Agendas, Alternatives and Public Policies
.
Harper Collins
,
New York
.
Luke
J. S.
1998
Catalytic Leadership: Strategies for an Interconnected World.
Jossey-Bass
,
San Francisco, CA
.
Luke
J. S.
2000
Policy leadership
. In:
Defining Public Administration: Selections from the International Encyclopedia of Public Policy and Administration
(
Shafritz
J. M.
, ed.).
Westview Press
,
Boulder, CO
, pp.
51
55
.
Manhood Peninsula Partnership
undated The Manhood Peninsula Partnership – Achievements. Manhood Peninsula Partnership
,
Chichester District Council
,
Chichester
.
Mees
H. L. P.
Driessen
P. P. J.
2011
Adaptation to climate change in urban areas: Climate-greening London, Rotterdam, and Toronto
.
Clim. Law
2
,
251
280
.
Scholten
P. H. T.
2011
Daring leadership. A study of water governance on the edge of innovation and democracy
.
PhD thesis
,
Radboud University Nijmegen
,
Nijmegen, The Netherlands
.
Scholten
P.
Keskitalo
E. C. H.
Meijerink
S.
forthcoming
Bottom-up initiatives towards climate change adaptation in cases in the Netherlands and the UK: A complexity leadership perspective
.
Environ.
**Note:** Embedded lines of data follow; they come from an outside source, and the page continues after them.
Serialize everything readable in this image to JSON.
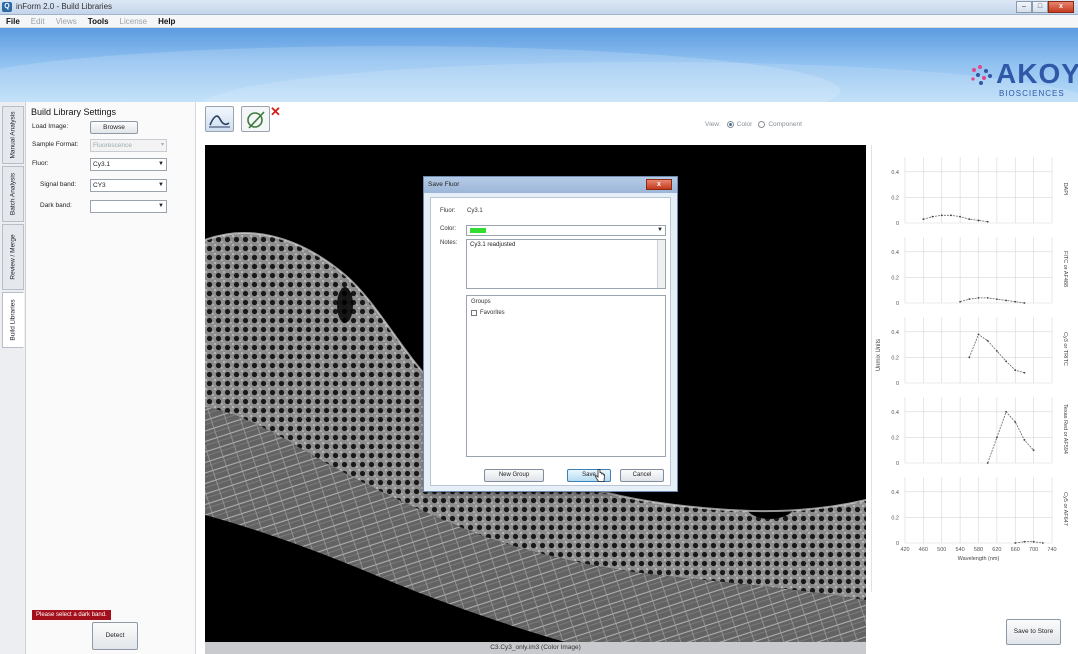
{
  "window": {
    "title": "inForm 2.0 - Build Libraries",
    "app_icon": "Q",
    "controls": [
      "minimize",
      "maximize",
      "close"
    ],
    "close_glyph": "x"
  },
  "menu": [
    {
      "label": "File",
      "enabled": true
    },
    {
      "label": "Edit",
      "enabled": false
    },
    {
      "label": "Views",
      "enabled": false
    },
    {
      "label": "Tools",
      "enabled": true
    },
    {
      "label": "License",
      "enabled": false
    },
    {
      "label": "Help",
      "enabled": true
    }
  ],
  "banner": {
    "logo_text": "AKOYA",
    "logo_sub": "BIOSCIENCES"
  },
  "vertical_tabs": [
    {
      "label": "Manual Analysis",
      "active": false
    },
    {
      "label": "Batch Analysis",
      "active": false
    },
    {
      "label": "Review / Merge",
      "active": false
    },
    {
      "label": "Build Libraries",
      "active": true
    }
  ],
  "left_panel": {
    "heading": "Build Library Settings",
    "load_image_label": "Load Image:",
    "browse_label": "Browse",
    "sample_format_label": "Sample Format:",
    "sample_format_value": "Fluorescence",
    "fluor_label": "Fluor:",
    "fluor_value": "Cy3.1",
    "signal_band_label": "Signal band:",
    "signal_band_value": "CY3",
    "dark_band_label": "Dark band:",
    "dark_band_value": "",
    "error_message": "Please select a dark band.",
    "detect_label": "Detect"
  },
  "toolbar": {
    "view_label": "View:",
    "view_options": [
      {
        "label": "Color",
        "selected": true
      },
      {
        "label": "Component",
        "selected": false
      }
    ]
  },
  "image": {
    "caption": "C3.Cy3_only.im3 (Color Image)"
  },
  "save_library_label": "Save to Store",
  "dialog": {
    "title": "Save Fluor",
    "fluor_label": "Fluor:",
    "fluor_value": "Cy3.1",
    "color_label": "Color:",
    "color_value": "#33dd33",
    "notes_label": "Notes:",
    "notes_value": "Cy3.1 readjusted",
    "groups_label": "Groups",
    "groups": [
      {
        "label": "Favorites",
        "checked": false
      }
    ],
    "new_group_label": "New Group",
    "save_label": "Save",
    "cancel_label": "Cancel"
  },
  "chart_data": {
    "type": "line",
    "xlabel": "Wavelength (nm)",
    "ylabel": "Unmix Units",
    "x_ticks": [
      420,
      460,
      500,
      540,
      580,
      620,
      660,
      700,
      740
    ],
    "xlim": [
      420,
      740
    ],
    "ylim": [
      0,
      0.5
    ],
    "y_ticks": [
      0,
      0.2,
      0.4
    ],
    "grid": true,
    "panels": [
      {
        "name": "DAPI",
        "x": [
          460,
          480,
          500,
          520,
          540,
          560,
          580,
          600
        ],
        "y": [
          0.03,
          0.05,
          0.06,
          0.06,
          0.05,
          0.03,
          0.02,
          0.01
        ]
      },
      {
        "name": "FITC or AF488",
        "x": [
          540,
          560,
          580,
          600,
          620,
          640,
          660,
          680
        ],
        "y": [
          0.01,
          0.03,
          0.04,
          0.04,
          0.03,
          0.02,
          0.01,
          0.0
        ]
      },
      {
        "name": "Cy3 or TRITC",
        "x": [
          560,
          580,
          600,
          620,
          640,
          660,
          680
        ],
        "y": [
          0.2,
          0.38,
          0.33,
          0.25,
          0.17,
          0.1,
          0.08
        ]
      },
      {
        "name": "Texas Red or AF594",
        "x": [
          600,
          620,
          640,
          660,
          680,
          700
        ],
        "y": [
          0.0,
          0.2,
          0.4,
          0.32,
          0.18,
          0.1
        ]
      },
      {
        "name": "Cy5 or AF647",
        "x": [
          660,
          680,
          700,
          720
        ],
        "y": [
          0.0,
          0.01,
          0.01,
          0.0
        ]
      }
    ]
  },
  "colors": {
    "accent": "#2f58a8",
    "error": "#a3101c",
    "fluor_swatch": "#33dd33",
    "close_button": "#c43a1e"
  }
}
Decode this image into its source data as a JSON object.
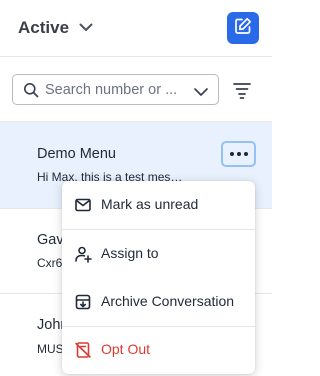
{
  "header": {
    "status_label": "Active",
    "compose_icon": "edit-square-icon"
  },
  "search": {
    "placeholder": "Search number or ...",
    "value": ""
  },
  "conversations": [
    {
      "name": "Demo Menu",
      "preview": "Hi Max, this is a test mes…"
    },
    {
      "name": "Gav",
      "preview": "Cxr6"
    },
    {
      "name": "John",
      "preview": "MUS"
    }
  ],
  "context_menu": {
    "items": [
      {
        "label": "Mark as unread",
        "icon": "envelope-icon"
      },
      {
        "label": "Assign to",
        "icon": "user-plus-icon"
      },
      {
        "label": "Archive Conversation",
        "icon": "archive-icon"
      },
      {
        "label": "Opt Out",
        "icon": "opt-out-icon",
        "color": "#dc3b35"
      }
    ]
  },
  "colors": {
    "accent": "#2a6ae9",
    "selected_row": "#e8f1fd",
    "danger": "#dc3b35"
  }
}
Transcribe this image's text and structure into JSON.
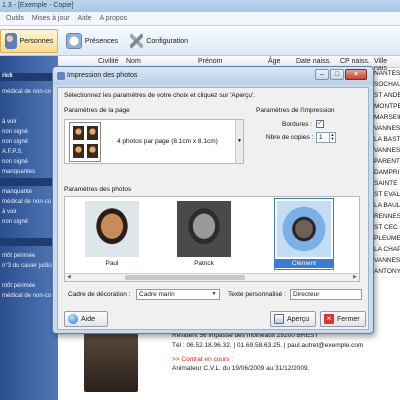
{
  "window": {
    "title": "1.3 - [Exemple - Copie]"
  },
  "menu": [
    "Outils",
    "Mises à jour",
    "Aide",
    "A propos"
  ],
  "toolbar": {
    "personnes": "Personnes",
    "presences": "Présences",
    "configuration": "Configuration"
  },
  "sidebar": {
    "items": [
      "rick",
      "médical de non-co",
      "",
      "à voir",
      "non signé",
      "non signé",
      "A.F.P.S.",
      "non signé",
      "manquantes",
      "",
      "manquante",
      "médical de non-co",
      "à voir",
      "non signé",
      "",
      "ntôt périmée",
      "n°3 du casier judicia",
      "",
      "ntôt périmée",
      "médical de non-co"
    ]
  },
  "grid": {
    "columns": [
      "Civilité",
      "Nom",
      "Prénom",
      "Âge",
      "Date naiss.",
      "CP naiss.",
      "Ville nais"
    ],
    "towns": [
      "NANTES",
      "SOCHAU",
      "ST ANDE",
      "MONTPE",
      "MARSEIL",
      "VANNES",
      "LA BAST",
      "VANNES",
      "PARENT",
      "DAMPRI",
      "SAINTE",
      "ST EVAL",
      "LA BAUL",
      "RENNES",
      "ST CEC",
      "PLEUME",
      "LA CHAP",
      "VANNES",
      "ANTONY"
    ]
  },
  "detail": {
    "address": "Résident 56 impasse des moineaux 29200 BREST",
    "phone": "Tél : 06.52.18.96.32. | 01.69.58.63.25. | paul.autret@exemple.com",
    "contract_label": ">> Contrat en cours :",
    "contract_value": "Animateur C.V.L. du 19/06/2009 au 31/12/2009."
  },
  "dialog": {
    "title": "Impression des photos",
    "instruction": "Sélectionnez les paramètres de votre choix et cliquez sur 'Aperçu'.",
    "page_params_label": "Paramètres de la page",
    "layout_option": "4 photos par page (8.1cm x 8.1cm)",
    "print_params_label": "Paramètres de l'impression",
    "borders_label": "Bordures :",
    "borders_checked": true,
    "copies_label": "Nbre de copies :",
    "copies_value": "1",
    "photo_params_label": "Paramètres des photos",
    "photos": [
      {
        "name": "Paul",
        "selected": false
      },
      {
        "name": "Patrick",
        "selected": false
      },
      {
        "name": "Clément",
        "selected": true
      }
    ],
    "frame_label": "Cadre de décoration :",
    "frame_value": "Cadre marin",
    "custom_text_label": "Texte personnalisé :",
    "custom_text_value": "Directeur",
    "help_button": "Aide",
    "preview_button": "Aperçu",
    "close_button": "Fermer"
  },
  "colors": {
    "sidebar": "#3b5fa0",
    "selection": "#3a7bd5",
    "close": "#c8452c"
  },
  "icons": [
    "personnes-icon",
    "presences-icon",
    "configuration-icon",
    "help-icon",
    "preview-icon",
    "close-icon"
  ]
}
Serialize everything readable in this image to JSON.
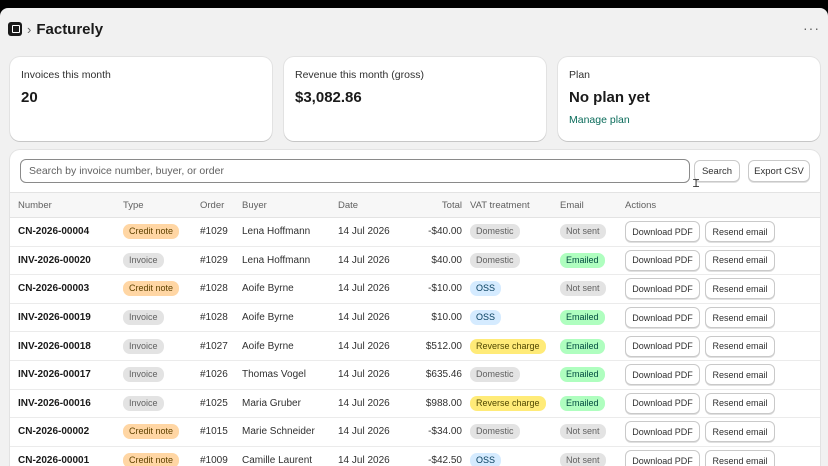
{
  "app": {
    "title": "Facturely",
    "separator": "›",
    "more": "···"
  },
  "stats": [
    {
      "label": "Invoices this month",
      "value": "20"
    },
    {
      "label": "Revenue this month (gross)",
      "value": "$3,082.86"
    },
    {
      "label": "Plan",
      "value": "No plan yet",
      "link": "Manage plan"
    }
  ],
  "toolbar": {
    "search_placeholder": "Search by invoice number, buyer, or order",
    "search_label": "Search",
    "export_label": "Export CSV"
  },
  "table": {
    "columns": [
      "Number",
      "Type",
      "Order",
      "Buyer",
      "Date",
      "Total",
      "VAT treatment",
      "Email",
      "Actions"
    ],
    "action_labels": {
      "pdf": "Download PDF",
      "resend": "Resend email"
    },
    "rows": [
      {
        "number": "CN-2026-00004",
        "type": "Credit note",
        "order": "#1029",
        "buyer": "Lena Hoffmann",
        "date": "14 Jul 2026",
        "total": "-$40.00",
        "vat": "Domestic",
        "email": "Not sent"
      },
      {
        "number": "INV-2026-00020",
        "type": "Invoice",
        "order": "#1029",
        "buyer": "Lena Hoffmann",
        "date": "14 Jul 2026",
        "total": "$40.00",
        "vat": "Domestic",
        "email": "Emailed"
      },
      {
        "number": "CN-2026-00003",
        "type": "Credit note",
        "order": "#1028",
        "buyer": "Aoife Byrne",
        "date": "14 Jul 2026",
        "total": "-$10.00",
        "vat": "OSS",
        "email": "Not sent"
      },
      {
        "number": "INV-2026-00019",
        "type": "Invoice",
        "order": "#1028",
        "buyer": "Aoife Byrne",
        "date": "14 Jul 2026",
        "total": "$10.00",
        "vat": "OSS",
        "email": "Emailed"
      },
      {
        "number": "INV-2026-00018",
        "type": "Invoice",
        "order": "#1027",
        "buyer": "Aoife Byrne",
        "date": "14 Jul 2026",
        "total": "$512.00",
        "vat": "Reverse charge",
        "email": "Emailed"
      },
      {
        "number": "INV-2026-00017",
        "type": "Invoice",
        "order": "#1026",
        "buyer": "Thomas Vogel",
        "date": "14 Jul 2026",
        "total": "$635.46",
        "vat": "Domestic",
        "email": "Emailed"
      },
      {
        "number": "INV-2026-00016",
        "type": "Invoice",
        "order": "#1025",
        "buyer": "Maria Gruber",
        "date": "14 Jul 2026",
        "total": "$988.00",
        "vat": "Reverse charge",
        "email": "Emailed"
      },
      {
        "number": "CN-2026-00002",
        "type": "Credit note",
        "order": "#1015",
        "buyer": "Marie Schneider",
        "date": "14 Jul 2026",
        "total": "-$34.00",
        "vat": "Domestic",
        "email": "Not sent"
      },
      {
        "number": "CN-2026-00001",
        "type": "Credit note",
        "order": "#1009",
        "buyer": "Camille Laurent",
        "date": "14 Jul 2026",
        "total": "-$42.50",
        "vat": "OSS",
        "email": "Not sent"
      }
    ]
  },
  "colors": {
    "type": {
      "Credit note": {
        "bg": "#ffd6a4",
        "fg": "#5e4200"
      },
      "Invoice": {
        "bg": "#e3e3e3",
        "fg": "#616161"
      }
    },
    "vat": {
      "Domestic": {
        "bg": "#e3e3e3",
        "fg": "#616161"
      },
      "OSS": {
        "bg": "#d5ebff",
        "fg": "#003a5a"
      },
      "Reverse charge": {
        "bg": "#ffeb78",
        "fg": "#4f4700"
      }
    },
    "email": {
      "Emailed": {
        "bg": "#affebf",
        "fg": "#014b40"
      },
      "Not sent": {
        "bg": "#e3e3e3",
        "fg": "#616161"
      }
    }
  }
}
Plann. C
.
Smit
B.
Wandel
J.
2006
Adaptation, adaptive capacity and vulnerability
.
Global Environ. Change
16
,
282
292
.
Smits
R.
2013
Wie regisseert hier eigenlijk? Onderzoek naar de rol van de Provincie Noord-Brabant bij het deltaplan Hoge Zandgronden
.
Master thesis Spatial Planning
,
Raboud University Nijmegen
,
Nijmegen School of Management
.
Stuurgroep WaalWeelde
2009
Visie WaalWeelde
,
December 2009
.
Stuurgroep WaalWeelde West
2011
Startnotitie Structuurvisie/MER WaalWeelde West
,
uitgangspunten en reikwijdte detailniveau m.e.r
.
Van Nieuwaal
K.
Driessen
P.
Spit
T.
Termeer
K.
2009
A State of the Art of Governance Literature on Adaptation to Climate Change: Towards a Research Agenda
.
Knowledge for Climate report 3/2009
,
National Research Programme Knowledge for Climate, University of Utrecht/Wageningen University
.
Verheijen
L.
2011
Watergovernance in Noord-Brabant, Balanceren tussen belangen en bestuurslagen: Reflecties op 30 jaar werken aan water
. In:
Kwartiermakers van de toekomst
(
van den Berg
J.
Deelstra
Y.
Kesseler
W.
Nooteboom
S.
Teisman
G.
, eds).
Uitgeverij Mastercircle
,
Deventer
, pp.
178
192
.
Wielkiewicz
R. M.
Stelzner
S. P.
2010
An ecological perspective on leadership theory, research and practice
. In:
Leadership for Environmental Sustainability
(
Redekop
B. W.
, ed.).
Routledge
,
New York
, pp.
17
35
.
Wreford
A.
Moran
D.
Adger
N.
2010
Climate Change and Agriculture: Impacts, Adaptation and Mitigation
.
OECD Publishing, Paris
.

Supplementary data